Another all time day coming to an end…..and another amazing sunset.
The Next Morning, Saturday, we had to pack up and prepare to head down and back. We where going to try and get a half day of riding in since we heard they where opening the top of the mountain. We got most of our gear rounded up and got it to the goods lift to be carried down early in the morning.
Where not done yet. One last day of hiking and riding. Today we head to the top!
The ride-able terrain at Temple seems to never end. This is a whole other mountain to ride above Bills. Unfortunately the sun baked the hell out of the snow the day before, and the cold morning froze the top layer making the face an icy crusty mess. Not good riding at all but incredible views!
Everyone else was traversing across the open face, but I decided to try and walk the ridge line. I had to climb a chute that turned into a vertical wind lip the last 20 feet before the ridge, it was hairy to climb, but I made it with just frayed nerves. I was rewarded with some amazing views.

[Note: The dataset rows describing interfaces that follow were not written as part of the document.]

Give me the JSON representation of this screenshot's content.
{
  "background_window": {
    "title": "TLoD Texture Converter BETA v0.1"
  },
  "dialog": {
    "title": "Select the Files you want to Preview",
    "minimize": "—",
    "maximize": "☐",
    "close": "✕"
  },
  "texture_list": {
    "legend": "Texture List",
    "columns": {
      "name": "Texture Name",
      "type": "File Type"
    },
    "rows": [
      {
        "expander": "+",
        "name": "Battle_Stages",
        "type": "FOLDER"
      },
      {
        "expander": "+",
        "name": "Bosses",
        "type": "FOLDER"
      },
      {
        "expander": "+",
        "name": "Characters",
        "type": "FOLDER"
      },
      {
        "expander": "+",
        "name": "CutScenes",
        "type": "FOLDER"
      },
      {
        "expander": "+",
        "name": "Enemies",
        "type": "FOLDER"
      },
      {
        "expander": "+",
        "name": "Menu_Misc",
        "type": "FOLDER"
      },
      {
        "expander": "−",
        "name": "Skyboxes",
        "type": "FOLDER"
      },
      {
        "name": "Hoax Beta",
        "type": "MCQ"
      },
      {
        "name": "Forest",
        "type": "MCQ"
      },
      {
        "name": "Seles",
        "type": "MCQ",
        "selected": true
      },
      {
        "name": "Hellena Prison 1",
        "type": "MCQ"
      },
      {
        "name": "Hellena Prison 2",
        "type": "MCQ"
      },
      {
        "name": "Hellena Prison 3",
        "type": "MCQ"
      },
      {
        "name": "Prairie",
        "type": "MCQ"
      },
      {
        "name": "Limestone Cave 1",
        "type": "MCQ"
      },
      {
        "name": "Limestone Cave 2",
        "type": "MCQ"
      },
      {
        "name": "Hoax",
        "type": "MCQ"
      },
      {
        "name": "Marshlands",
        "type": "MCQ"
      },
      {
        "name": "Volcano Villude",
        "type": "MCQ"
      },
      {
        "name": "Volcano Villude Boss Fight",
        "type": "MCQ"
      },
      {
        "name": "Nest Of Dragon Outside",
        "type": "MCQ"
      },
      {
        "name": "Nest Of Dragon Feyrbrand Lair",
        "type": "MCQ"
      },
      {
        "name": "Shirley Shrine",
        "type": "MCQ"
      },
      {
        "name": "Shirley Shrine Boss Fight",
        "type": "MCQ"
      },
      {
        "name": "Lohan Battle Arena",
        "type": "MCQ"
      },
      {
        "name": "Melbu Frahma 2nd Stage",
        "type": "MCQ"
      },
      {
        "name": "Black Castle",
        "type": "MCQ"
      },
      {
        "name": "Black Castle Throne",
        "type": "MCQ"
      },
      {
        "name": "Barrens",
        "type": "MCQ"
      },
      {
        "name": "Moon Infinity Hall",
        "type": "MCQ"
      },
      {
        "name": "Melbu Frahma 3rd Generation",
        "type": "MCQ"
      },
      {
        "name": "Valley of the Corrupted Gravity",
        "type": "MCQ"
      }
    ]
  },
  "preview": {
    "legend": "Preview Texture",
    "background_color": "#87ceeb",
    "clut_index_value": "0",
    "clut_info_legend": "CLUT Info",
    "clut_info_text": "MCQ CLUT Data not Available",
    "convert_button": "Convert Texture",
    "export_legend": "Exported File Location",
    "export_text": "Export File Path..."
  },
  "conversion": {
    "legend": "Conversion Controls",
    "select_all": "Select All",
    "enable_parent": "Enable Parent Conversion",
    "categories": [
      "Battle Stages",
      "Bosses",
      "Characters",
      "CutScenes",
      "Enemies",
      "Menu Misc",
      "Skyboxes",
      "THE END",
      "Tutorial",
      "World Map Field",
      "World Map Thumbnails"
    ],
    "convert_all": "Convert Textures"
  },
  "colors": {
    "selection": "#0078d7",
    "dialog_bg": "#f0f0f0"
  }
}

I started to walk the ridge, and found that is was not an easy hike. It was very steep on either side and not much of an even path to walk. At one point I was straddling the ride, with my board sunk in as an anchor, and my hands painfully clenched around the heel loops of my bindings. On one side my leg was hanging over a 100 ft sheer vertical cliff wall, and on the other side was a pepper rock chute that was impossible to exit through. I could have tried to continue on, but it would have been one foot in front of the other, and no fall zones on either side. Plus there was a semi gusty breeze that pretty much frightened me back. I wish I had the “where with all” to take out my camera and get a picture of that scene as it must have looked ridiculous, but I was a little nervous at the time. Probably the most precarious position I have been in on a mountain.
I headed down an easier exit point and hiked across the basin to meet up with the rest of the crew. We made one final hike up to the peak and had a snack. The ride down was icy and a good indication it was time to head out.
On the way home, driving back through Aurthur’s Pass, I snapped a picture of a mountain that just hangs over the valley below.
I’ll be back in this area come spring. Its an amazing mountain land, and I can’t wait to return.
I took the boys back to Dunedin and crashed there for a night. I got home, unpacked, did laundry immediately and showered and shaved. My black eye was really coming in now, and goggle tans always look ridiculous. Just souvenirs of a remarkable trip!